Each sod was cut about a foot wide, two feet long, and 2″ to 4″ thick (depending who’s telling the story.) One old-timer estimated it would take about 4000 sods to build a house 16′ x 24′. He says when he was twelve, he, his mother and sister had built their soddy while his dad was plowing the land and seeding the crops.
Homesteaders who built log houses stripped the bark off the felled trees and stacked them up, using mud for chinking between the logs. In both cases space was left for a door, but sometimes these ended up so low that the man of the house had to stoop to enter. Folks who could afford it bought a pane or two of window glass. One Alberta homesteader told us he’d built his log cabin for $5: he’d bought one pane of glass and some nails; the rest came out of his bush. Those who could afford more bought pine boards and hauled them to the site to build their shacks.
A family from England learned the hard way that a door must be hung so it swings inward.
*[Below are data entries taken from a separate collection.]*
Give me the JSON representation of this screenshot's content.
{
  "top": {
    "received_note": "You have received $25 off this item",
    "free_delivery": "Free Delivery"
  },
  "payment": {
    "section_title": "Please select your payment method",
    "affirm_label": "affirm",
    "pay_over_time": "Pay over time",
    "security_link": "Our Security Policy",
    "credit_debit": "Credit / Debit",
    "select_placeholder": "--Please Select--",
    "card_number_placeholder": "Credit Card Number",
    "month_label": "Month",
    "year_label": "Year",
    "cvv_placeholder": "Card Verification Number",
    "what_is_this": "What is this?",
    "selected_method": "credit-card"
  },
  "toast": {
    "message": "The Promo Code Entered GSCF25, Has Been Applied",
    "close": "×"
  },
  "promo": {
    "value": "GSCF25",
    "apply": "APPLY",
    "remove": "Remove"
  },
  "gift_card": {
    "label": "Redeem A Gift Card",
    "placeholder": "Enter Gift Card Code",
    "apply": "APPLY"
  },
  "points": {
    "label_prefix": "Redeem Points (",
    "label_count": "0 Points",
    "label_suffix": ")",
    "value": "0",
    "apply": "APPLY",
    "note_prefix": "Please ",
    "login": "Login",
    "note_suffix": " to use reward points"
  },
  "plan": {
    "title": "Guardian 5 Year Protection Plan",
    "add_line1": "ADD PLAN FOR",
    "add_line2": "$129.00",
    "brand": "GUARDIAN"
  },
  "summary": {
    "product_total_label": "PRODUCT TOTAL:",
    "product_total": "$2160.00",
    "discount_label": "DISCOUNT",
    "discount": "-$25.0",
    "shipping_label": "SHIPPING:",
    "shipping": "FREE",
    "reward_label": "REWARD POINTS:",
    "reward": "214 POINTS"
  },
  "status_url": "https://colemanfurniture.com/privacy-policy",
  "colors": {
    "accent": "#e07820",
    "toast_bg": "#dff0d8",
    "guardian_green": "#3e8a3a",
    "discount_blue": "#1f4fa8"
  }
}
During their first winter in their prairie home a blizzard piled snow against their door until it was almost covered. It opened only a crack; through this they had to scoop snow by handfuls from inside until they finally got the door open enough that their father could get out to feed their livestock.
Usually the inside walls were covered somehow. Log house walls were often smoothed with mud, then whitewashed–whitewash (calcimine) being a cheap paint make of slaked lime and chalk. Some folks hung thick flannel cloths on the inside walls of their soddies; some would have mudded, then tar papered and whitewashed the inside walls to keep the dirt from falling into the house in dry weather.
And to Top It All Off
For both types of house, poles were laid across the top to serve framework for the roofing material, layers of hay, sod, more hay, then dirt and more sod to keep the dirt from blowing away. A small cellar was dug so the family could store root vegetables where they wouldn’t freeze.
They say sod houses were quite comfortable: warm in winter and cool in summer. But when it rained, the comfort level dropped severely. If an area got two or three days of rain, the roofing material absorbed water until the whole works was saturated, then it “rained” in every room of the house. For day or two after a heavy rain the muddy water dripped down on the occupants and furnishings; the only dry place in the house being under the table.
That was the only “running water” in most pioneer homes. Plumbing was outdoors year-round: a bucket down the well and a little wooden biffy out back.